● **ASSIGNMENT**
All lines in the records that carry the string "this" are to be shown.

● **DATA RECORDS**
▼▼▼
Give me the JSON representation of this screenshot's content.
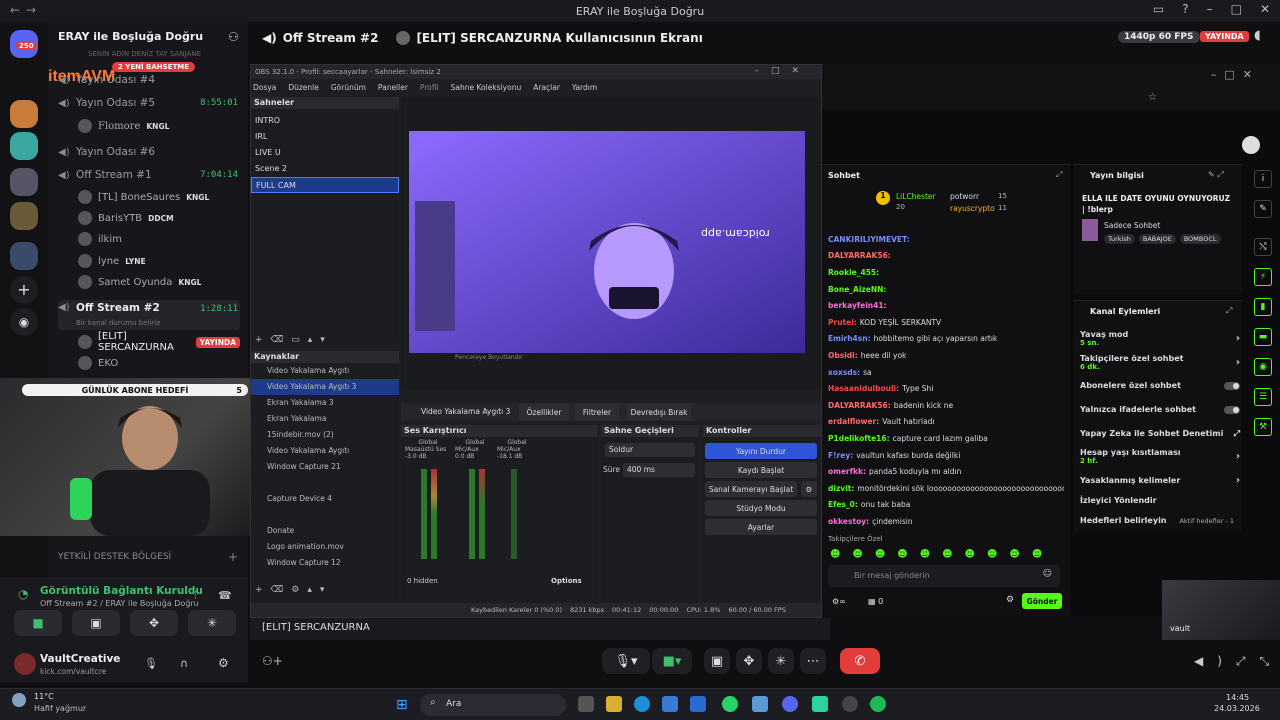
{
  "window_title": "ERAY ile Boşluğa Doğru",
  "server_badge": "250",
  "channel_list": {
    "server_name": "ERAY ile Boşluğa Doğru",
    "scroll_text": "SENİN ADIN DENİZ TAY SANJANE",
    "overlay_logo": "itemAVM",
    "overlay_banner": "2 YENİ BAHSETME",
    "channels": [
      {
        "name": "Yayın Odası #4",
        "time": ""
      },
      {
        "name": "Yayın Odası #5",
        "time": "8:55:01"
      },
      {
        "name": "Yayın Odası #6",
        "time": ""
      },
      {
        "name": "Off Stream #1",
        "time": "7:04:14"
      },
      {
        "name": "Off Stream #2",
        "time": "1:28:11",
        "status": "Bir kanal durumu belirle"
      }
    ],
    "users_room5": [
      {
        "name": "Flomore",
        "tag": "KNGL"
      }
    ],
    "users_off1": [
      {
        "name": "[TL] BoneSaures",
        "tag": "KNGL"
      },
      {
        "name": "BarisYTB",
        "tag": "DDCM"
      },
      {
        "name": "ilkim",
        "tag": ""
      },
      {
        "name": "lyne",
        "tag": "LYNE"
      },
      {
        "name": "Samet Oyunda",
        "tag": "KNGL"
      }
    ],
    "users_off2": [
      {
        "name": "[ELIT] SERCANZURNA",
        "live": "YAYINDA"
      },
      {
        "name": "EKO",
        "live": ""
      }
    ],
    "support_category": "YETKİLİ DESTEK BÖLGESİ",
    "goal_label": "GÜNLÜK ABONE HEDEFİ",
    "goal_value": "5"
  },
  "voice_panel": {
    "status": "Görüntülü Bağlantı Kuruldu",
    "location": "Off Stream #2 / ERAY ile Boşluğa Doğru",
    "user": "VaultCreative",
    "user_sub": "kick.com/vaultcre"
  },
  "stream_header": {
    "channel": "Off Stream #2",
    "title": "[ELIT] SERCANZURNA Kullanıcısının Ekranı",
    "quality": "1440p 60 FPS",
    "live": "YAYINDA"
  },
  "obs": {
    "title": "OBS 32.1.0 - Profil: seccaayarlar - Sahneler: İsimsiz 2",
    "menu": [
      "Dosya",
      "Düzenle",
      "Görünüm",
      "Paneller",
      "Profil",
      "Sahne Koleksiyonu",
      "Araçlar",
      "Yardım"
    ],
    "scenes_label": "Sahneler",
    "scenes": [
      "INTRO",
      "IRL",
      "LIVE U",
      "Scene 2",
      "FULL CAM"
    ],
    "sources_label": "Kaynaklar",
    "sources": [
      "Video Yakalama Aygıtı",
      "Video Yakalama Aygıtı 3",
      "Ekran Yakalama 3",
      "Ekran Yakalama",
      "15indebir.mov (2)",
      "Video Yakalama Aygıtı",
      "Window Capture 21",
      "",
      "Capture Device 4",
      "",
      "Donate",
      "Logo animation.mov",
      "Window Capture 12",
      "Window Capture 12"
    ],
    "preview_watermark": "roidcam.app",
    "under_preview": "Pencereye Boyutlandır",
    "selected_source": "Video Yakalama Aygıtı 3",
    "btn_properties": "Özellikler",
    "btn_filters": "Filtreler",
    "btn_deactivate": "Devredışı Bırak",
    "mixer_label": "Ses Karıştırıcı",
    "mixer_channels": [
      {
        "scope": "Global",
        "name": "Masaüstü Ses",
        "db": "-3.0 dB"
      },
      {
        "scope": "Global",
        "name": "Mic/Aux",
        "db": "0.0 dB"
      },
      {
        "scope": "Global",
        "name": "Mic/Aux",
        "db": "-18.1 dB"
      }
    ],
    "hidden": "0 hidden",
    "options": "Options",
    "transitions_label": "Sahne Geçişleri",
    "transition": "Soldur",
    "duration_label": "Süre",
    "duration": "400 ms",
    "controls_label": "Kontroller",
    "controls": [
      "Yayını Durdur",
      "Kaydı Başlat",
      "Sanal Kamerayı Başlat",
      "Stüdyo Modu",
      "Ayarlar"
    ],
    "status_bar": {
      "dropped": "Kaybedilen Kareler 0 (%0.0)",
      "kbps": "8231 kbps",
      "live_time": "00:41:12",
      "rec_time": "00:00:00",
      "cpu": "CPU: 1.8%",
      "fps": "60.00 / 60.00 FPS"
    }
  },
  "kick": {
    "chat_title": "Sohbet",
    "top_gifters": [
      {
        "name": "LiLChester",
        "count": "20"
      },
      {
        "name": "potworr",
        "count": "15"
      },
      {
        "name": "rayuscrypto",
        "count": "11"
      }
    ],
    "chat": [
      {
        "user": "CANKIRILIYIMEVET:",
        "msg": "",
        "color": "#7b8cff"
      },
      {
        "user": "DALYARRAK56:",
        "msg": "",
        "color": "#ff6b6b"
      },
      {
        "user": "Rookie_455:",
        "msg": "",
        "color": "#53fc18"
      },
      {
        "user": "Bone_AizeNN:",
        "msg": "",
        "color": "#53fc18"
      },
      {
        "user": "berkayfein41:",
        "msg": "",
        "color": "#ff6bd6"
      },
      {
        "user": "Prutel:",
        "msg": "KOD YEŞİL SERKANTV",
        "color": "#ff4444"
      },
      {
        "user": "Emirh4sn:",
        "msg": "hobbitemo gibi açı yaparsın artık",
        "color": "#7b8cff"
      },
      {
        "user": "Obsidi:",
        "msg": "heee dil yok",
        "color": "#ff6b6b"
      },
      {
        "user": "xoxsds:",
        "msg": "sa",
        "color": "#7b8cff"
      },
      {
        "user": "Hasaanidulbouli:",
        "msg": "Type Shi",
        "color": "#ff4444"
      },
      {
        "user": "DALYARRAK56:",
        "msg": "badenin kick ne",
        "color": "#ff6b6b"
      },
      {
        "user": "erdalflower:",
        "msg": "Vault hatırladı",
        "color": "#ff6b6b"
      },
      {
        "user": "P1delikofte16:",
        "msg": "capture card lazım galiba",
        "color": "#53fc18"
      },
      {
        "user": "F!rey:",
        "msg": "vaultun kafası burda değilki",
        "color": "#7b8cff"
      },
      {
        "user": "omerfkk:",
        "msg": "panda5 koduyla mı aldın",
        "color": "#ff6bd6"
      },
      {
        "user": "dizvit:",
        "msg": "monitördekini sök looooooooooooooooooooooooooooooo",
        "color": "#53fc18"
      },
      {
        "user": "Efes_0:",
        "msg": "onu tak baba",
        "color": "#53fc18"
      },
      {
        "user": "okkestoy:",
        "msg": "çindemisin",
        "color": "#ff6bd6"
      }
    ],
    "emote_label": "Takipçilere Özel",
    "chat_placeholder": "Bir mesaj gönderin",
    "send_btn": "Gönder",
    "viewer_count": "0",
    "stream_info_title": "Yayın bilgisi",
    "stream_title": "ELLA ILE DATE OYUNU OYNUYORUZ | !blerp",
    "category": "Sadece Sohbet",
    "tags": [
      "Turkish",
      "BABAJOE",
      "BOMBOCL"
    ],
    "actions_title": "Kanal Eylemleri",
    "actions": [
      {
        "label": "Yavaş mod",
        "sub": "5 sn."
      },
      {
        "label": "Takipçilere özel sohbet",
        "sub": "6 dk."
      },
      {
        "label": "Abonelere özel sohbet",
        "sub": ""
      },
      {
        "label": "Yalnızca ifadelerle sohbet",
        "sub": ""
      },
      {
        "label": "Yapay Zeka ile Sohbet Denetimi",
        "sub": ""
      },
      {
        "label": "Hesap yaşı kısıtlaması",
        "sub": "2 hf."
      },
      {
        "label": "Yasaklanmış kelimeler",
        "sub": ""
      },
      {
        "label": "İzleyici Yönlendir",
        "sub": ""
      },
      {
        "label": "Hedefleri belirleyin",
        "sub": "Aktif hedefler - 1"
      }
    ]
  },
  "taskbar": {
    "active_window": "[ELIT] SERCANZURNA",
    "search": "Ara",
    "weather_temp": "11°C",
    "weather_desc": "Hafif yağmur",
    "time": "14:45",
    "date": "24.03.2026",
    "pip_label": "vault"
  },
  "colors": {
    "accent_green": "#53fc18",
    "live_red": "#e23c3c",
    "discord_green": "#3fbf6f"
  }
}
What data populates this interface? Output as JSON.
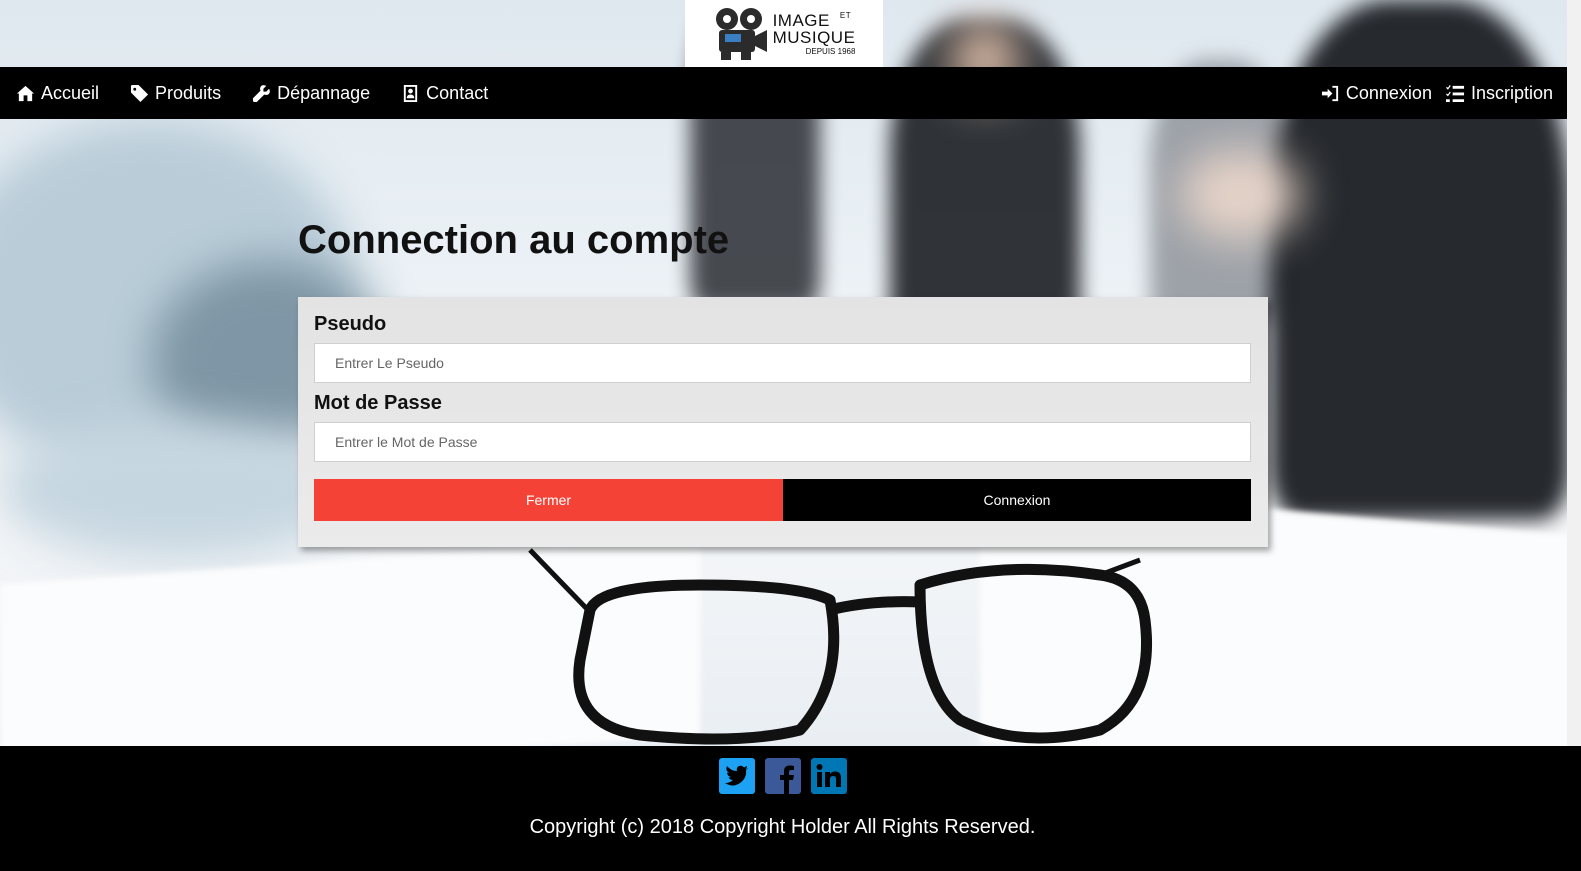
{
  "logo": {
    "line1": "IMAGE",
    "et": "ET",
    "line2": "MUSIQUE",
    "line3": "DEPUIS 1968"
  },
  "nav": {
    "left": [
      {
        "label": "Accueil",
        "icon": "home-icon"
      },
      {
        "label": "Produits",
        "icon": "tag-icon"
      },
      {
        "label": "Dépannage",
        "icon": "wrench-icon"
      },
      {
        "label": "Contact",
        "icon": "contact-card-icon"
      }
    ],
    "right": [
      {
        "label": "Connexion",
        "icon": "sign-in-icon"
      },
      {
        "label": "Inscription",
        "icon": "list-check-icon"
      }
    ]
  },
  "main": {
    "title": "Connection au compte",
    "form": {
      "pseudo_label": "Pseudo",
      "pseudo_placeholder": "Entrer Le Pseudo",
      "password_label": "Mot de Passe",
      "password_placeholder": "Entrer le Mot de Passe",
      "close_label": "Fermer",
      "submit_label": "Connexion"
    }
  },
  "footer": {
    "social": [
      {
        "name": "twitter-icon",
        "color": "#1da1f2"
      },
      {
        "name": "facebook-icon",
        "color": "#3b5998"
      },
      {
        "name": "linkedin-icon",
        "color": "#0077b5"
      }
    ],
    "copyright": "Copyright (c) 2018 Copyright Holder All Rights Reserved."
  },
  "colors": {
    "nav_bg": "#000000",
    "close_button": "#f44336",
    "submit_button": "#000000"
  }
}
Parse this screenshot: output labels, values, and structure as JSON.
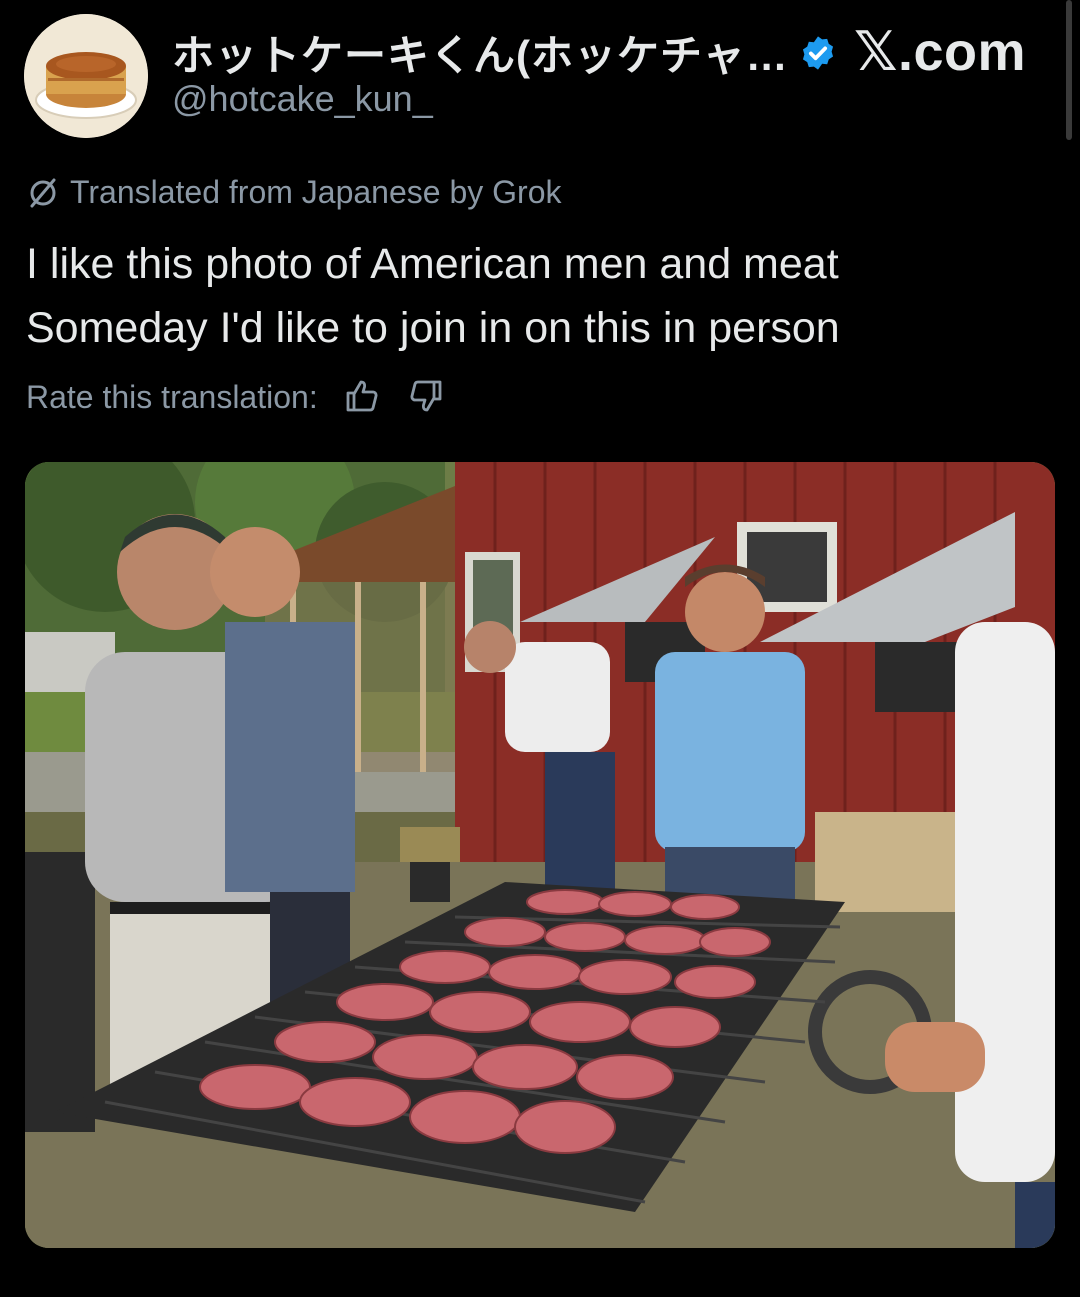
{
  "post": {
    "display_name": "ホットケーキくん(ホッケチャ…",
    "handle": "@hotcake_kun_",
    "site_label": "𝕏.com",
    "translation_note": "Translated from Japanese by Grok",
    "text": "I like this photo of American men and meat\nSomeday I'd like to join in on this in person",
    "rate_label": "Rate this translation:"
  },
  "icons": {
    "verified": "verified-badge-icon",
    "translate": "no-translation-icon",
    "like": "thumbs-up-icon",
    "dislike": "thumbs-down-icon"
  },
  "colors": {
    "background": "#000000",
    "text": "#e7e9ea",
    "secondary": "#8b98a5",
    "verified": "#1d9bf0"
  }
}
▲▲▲
● **EXERCISE OUTPUT**
Give me the JSON representation of this screenshot's content.
What data populates this interface? Output as JSON.
Parse this screenshot: output labels, values, and structure as JSON.
    "text": "I like this photo of American men and meat\nSomeday I'd like to join in on this in person",
    "rate_label": "Rate this translation:"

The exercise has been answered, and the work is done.